king crimson Archive

The Drive to 1981 Begins: A Look Back at Robert Fripp’s Masterful ‘Exposure’ (Part 2)

Continued from Part One … Fans of King Crimson’s Red receive a wonderful treat with “Breathless.” Though the specific players on each track aren’t noted, the song – very much a cousin to Red‘s title track – features a very progressive Narada Michael Walden on the drum kit, and Tony Levin (of future Crimsons) on

The Drive to 1981 Begins: A Look Back at Robert Fripp’s Masterful ‘Exposure’ (Part 1)

Guitarist Robert Fripp has long been one of music’s most intriguing figures. Largely operating outside the pop mainstream (and, when he can, outside the traditional machinery of the music business itself), Fripp is that unique artist who expects certain things from his audience. He believes – and operates according to a belief – in the

I Talk to the Wind (and Other Instruments): The Ian McDonald Interview, Part Two

Continued from Part One… By 1976 McDonald was involved in the founding of a new and very different group. Joined by ex-Spooky Tooth guitarist Mick Jones and American singer Lou Gramm, McDonald launched Foreigner. The group would go onto become one of the biggest-selling acts of the rock era, and the music it made seemed

I Talk to the Wind (and Other Instruments): The Ian McDonald Interview, Part One

Ian McDonald’s career has taken some seemingly unexpected twists and turns. The singer, songwriter and instrumentalist played with an embryonic version of groundbreaking progressive rock group King Crimson, and was a key figure in the critical success of the band’s debut album. A few years later, he co-founded Foreigner, one of the most popular acts

King Crimson: Don’t Write an Epitaph Just Yet (Part Two)

Continued from Part One… Jakszyk explains the group’s current thinking. “We are embracing the music as a whole, and we are going back and we are playing things that have either not been played in decades, or that have never been played live, ever.” He mentions a suite of songs off one of the group’s

King Crimson: Don’t Write an Epitaph Just Yet (Part One)

Progressive rock giant King Crimson has a long and convoluted history. Founded in 1969 by iconoclastic guitarist Robert Fripp, the group has gone through numerous breakups, reorganizations and lineups of varying character. The current King Crimson configuration is generally considered to be its eighth, or perhaps an expanded version of is eighth: along with mainstay

King Crimson: Iconoclastic Innovators

Note: This feature is based on an interview with King Crimson guitarist/vocalist Jakko Jakszyk.
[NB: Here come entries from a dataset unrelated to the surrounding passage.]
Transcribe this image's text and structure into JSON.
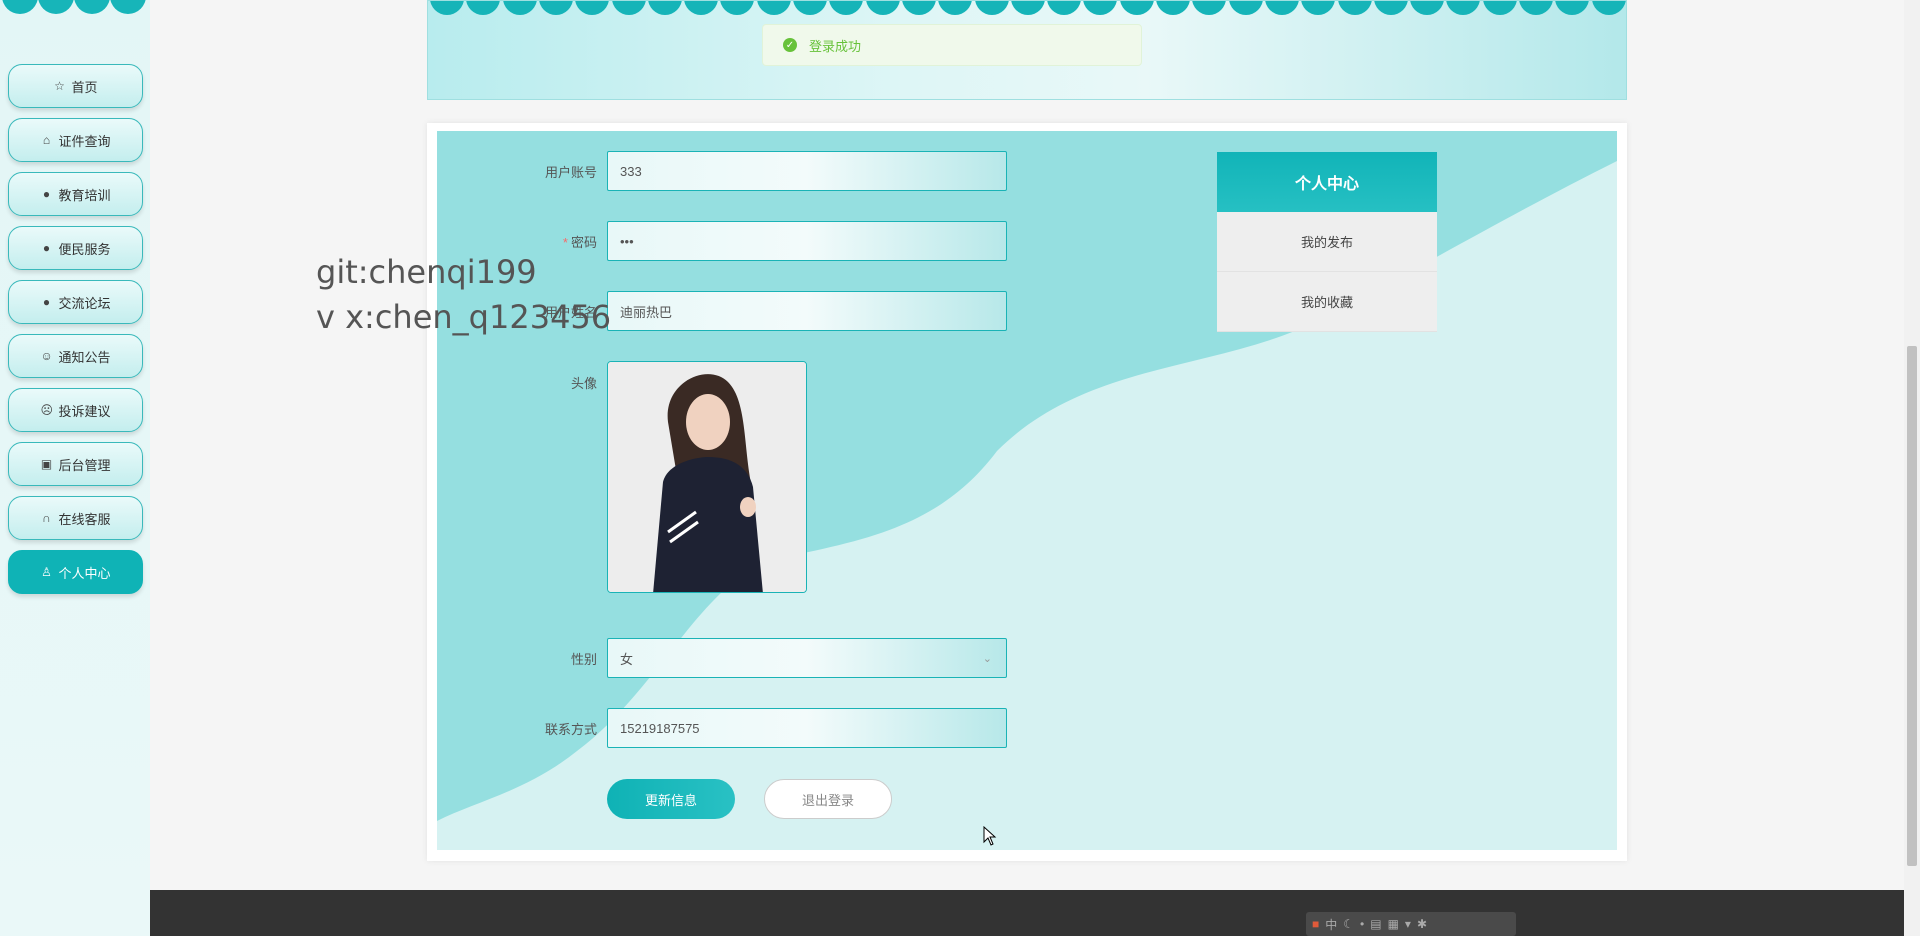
{
  "nav": {
    "items": [
      {
        "label": "首页",
        "icon": "star-icon",
        "glyph": "☆"
      },
      {
        "label": "证件查询",
        "icon": "bag-icon",
        "glyph": "⌂"
      },
      {
        "label": "教育培训",
        "icon": "alert-circle-icon",
        "glyph": "●"
      },
      {
        "label": "便民服务",
        "icon": "question-circle-icon",
        "glyph": "●"
      },
      {
        "label": "交流论坛",
        "icon": "info-circle-icon",
        "glyph": "●"
      },
      {
        "label": "通知公告",
        "icon": "smile-icon",
        "glyph": "☺"
      },
      {
        "label": "投诉建议",
        "icon": "face-icon",
        "glyph": "☹"
      },
      {
        "label": "后台管理",
        "icon": "box-icon",
        "glyph": "▣"
      },
      {
        "label": "在线客服",
        "icon": "headset-icon",
        "glyph": "∩"
      },
      {
        "label": "个人中心",
        "icon": "user-icon",
        "glyph": "♙"
      }
    ],
    "active_index": 9
  },
  "toast": {
    "message": "登录成功",
    "icon": "check-circle-icon"
  },
  "form": {
    "username": {
      "label": "用户账号",
      "value": "333"
    },
    "password": {
      "label": "密码",
      "value": "•••",
      "required_mark": "*"
    },
    "realname": {
      "label": "用户姓名",
      "value": "迪丽热巴"
    },
    "avatar": {
      "label": "头像"
    },
    "gender": {
      "label": "性别",
      "value": "女"
    },
    "phone": {
      "label": "联系方式",
      "value": "15219187575"
    },
    "update_button": "更新信息",
    "logout_button": "退出登录"
  },
  "side_menu": {
    "title": "个人中心",
    "items": [
      "我的发布",
      "我的收藏"
    ]
  },
  "watermark": {
    "line1": "git:chenqi199",
    "line2": "v x:chen_q123456"
  },
  "ime_toolbar": {
    "lang": "中"
  },
  "colors": {
    "accent": "#0fb3b6",
    "success": "#67c23a",
    "footer": "#333333"
  }
}
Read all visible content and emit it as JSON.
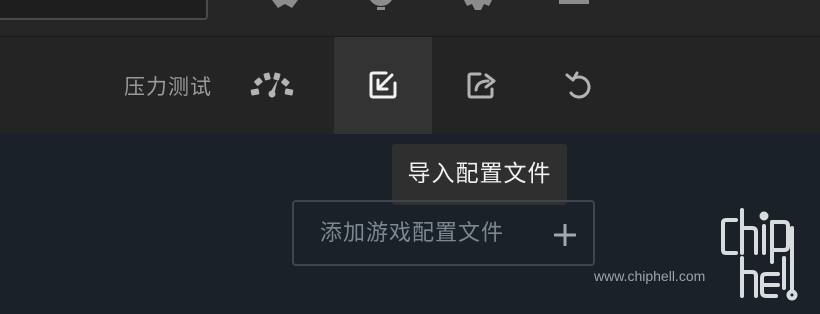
{
  "toolbar": {
    "stress_test_label": "压力测试",
    "buttons": [
      {
        "name": "stress-gauge",
        "icon": "speedometer-icon"
      },
      {
        "name": "import-profile",
        "icon": "import-icon",
        "active": true
      },
      {
        "name": "export-profile",
        "icon": "export-icon"
      },
      {
        "name": "reset",
        "icon": "undo-icon"
      }
    ]
  },
  "tooltip": {
    "text": "导入配置文件"
  },
  "add_profile": {
    "label": "添加游戏配置文件",
    "icon": "plus-icon"
  },
  "watermark": {
    "url": "www.chiphell.com",
    "logo": "chiphell"
  },
  "colors": {
    "background": "#1b2129",
    "toolbar": "#242424",
    "active_button": "#333333",
    "tooltip": "#2f2f2f",
    "border": "#3c4651"
  }
}
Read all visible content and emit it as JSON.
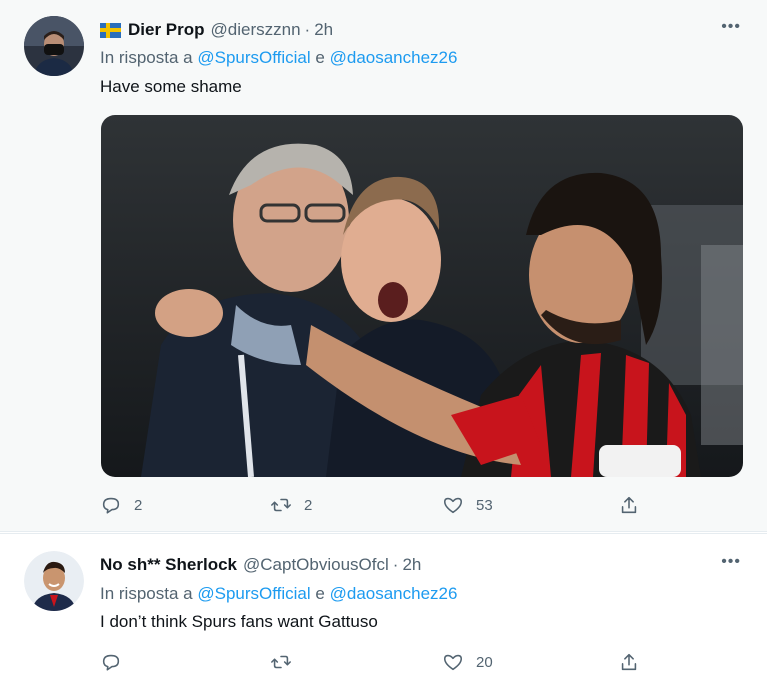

Stay tuned for another Crim feature — coming soon — based on interviews with Tony Levin and Pat Mastelotto. — bk After decades as a successful touring musician and recording artist, Jakko Jakszyk is fronting the band he discovered in 1969,

New Music Review Roundup, Part 2

Here’s the second of three collections of reviews. The Hangabouts – Kits & Cats and Saxon Wives Good-timing, cleverly-written melodic pop is what’s on offer on the latest album from the Hangabouts. It rocks a bit harder than their last outing, and there are hints of some of the more adventurous end of early 70s

Hundred-word Reviews January 2016: Prog

Today I’m serving up five more hundred-word reviews; today’s five all fit more or less into the progressive rock category, and they’re sourced from across this globe of ours. Mekaal Hasan Band – Andholan Talk about genre labels: I have some issues with the term “world music.” While often well-intentioned, it marginalizes most anything outside

Album Review: District 97 with John Wetton — One More Red Night

With exceedingly few exceptions, progressive rock is a man’s game. There’s certainly no law against women singing or playing in the style – Julie Slick, for example, is one of the best bassists around these days, irrespective of genre and gender – but the truth is that the progressive rock scene is one in which